[Component data from apps and pages]
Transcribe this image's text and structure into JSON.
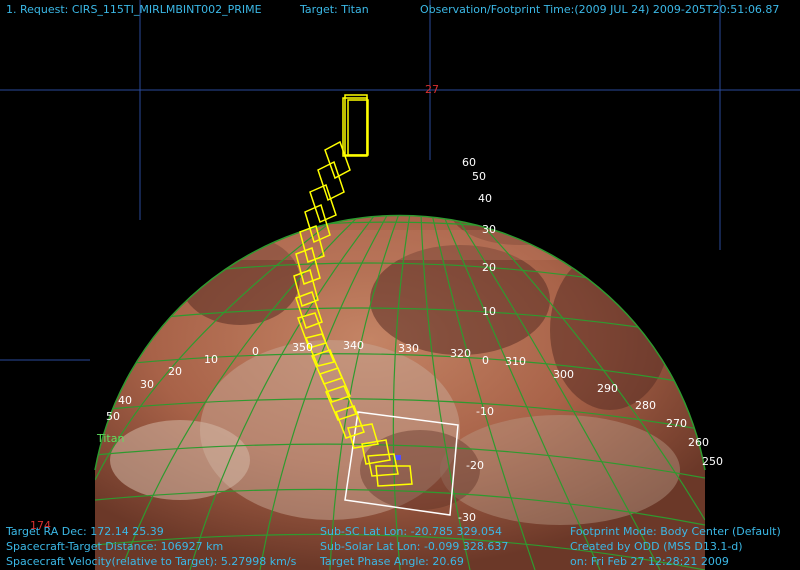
{
  "header": {
    "request": "1. Request: CIRS_115TI_MIRLMBINT002_PRIME",
    "target": "Target: Titan",
    "obs_time": "Observation/Footprint Time:(2009 JUL 24) 2009-205T20:51:06.87"
  },
  "body_label": "Titan",
  "grid_labels": {
    "top_ra": "27",
    "bottom_left": "174"
  },
  "latitude_labels": [
    "60",
    "50",
    "40",
    "30",
    "20",
    "10",
    "0",
    "-10",
    "-20",
    "-30"
  ],
  "left_latitude_labels": [
    "50",
    "40",
    "30",
    "20",
    "10"
  ],
  "longitude_labels": [
    "0",
    "350",
    "340",
    "330",
    "320",
    "310",
    "300",
    "290",
    "280",
    "270",
    "260",
    "250"
  ],
  "footer": {
    "left": [
      "Target RA Dec: 172.14  25.39",
      "Spacecraft-Target Distance: 106927 km",
      "Spacecraft Velocity(relative to Target): 5.27998 km/s"
    ],
    "middle": [
      "Sub-SC Lat Lon: -20.785  329.054",
      "Sub-Solar Lat Lon: -0.099  328.637",
      "Target Phase Angle: 20.69"
    ],
    "right": [
      "Footprint Mode: Body Center (Default)",
      "Created by ODD (MSS D13.1-d)",
      "on: Fri Feb 27 12:28:21 2009"
    ]
  },
  "colors": {
    "footprint": "#ffff00",
    "frame": "#ffffff",
    "grid_green": "#2f9a2f",
    "sky_grid": "#2a4a9a",
    "header_cyan": "#3bb8e6",
    "footer_green": "#5fe05f"
  }
}
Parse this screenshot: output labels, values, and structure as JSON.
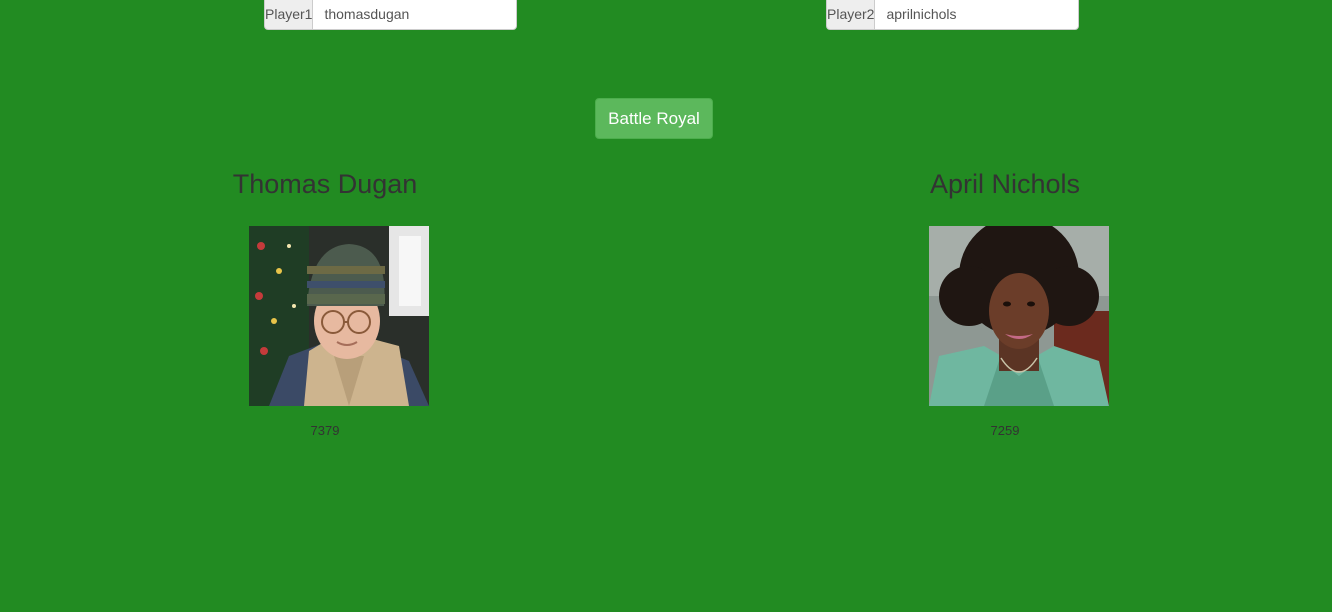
{
  "player1": {
    "label": "Player1",
    "username": "thomasdugan",
    "name": "Thomas Dugan",
    "score": "7379"
  },
  "player2": {
    "label": "Player2",
    "username": "aprilnichols",
    "name": "April Nichols",
    "score": "7259"
  },
  "battle_button": "Battle Royal",
  "colors": {
    "background": "#228b22",
    "button": "#5cb85c"
  }
}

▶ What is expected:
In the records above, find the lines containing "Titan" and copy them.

▶ Response below:
    "target": "Target: Titan",
  "body_label": "Titan",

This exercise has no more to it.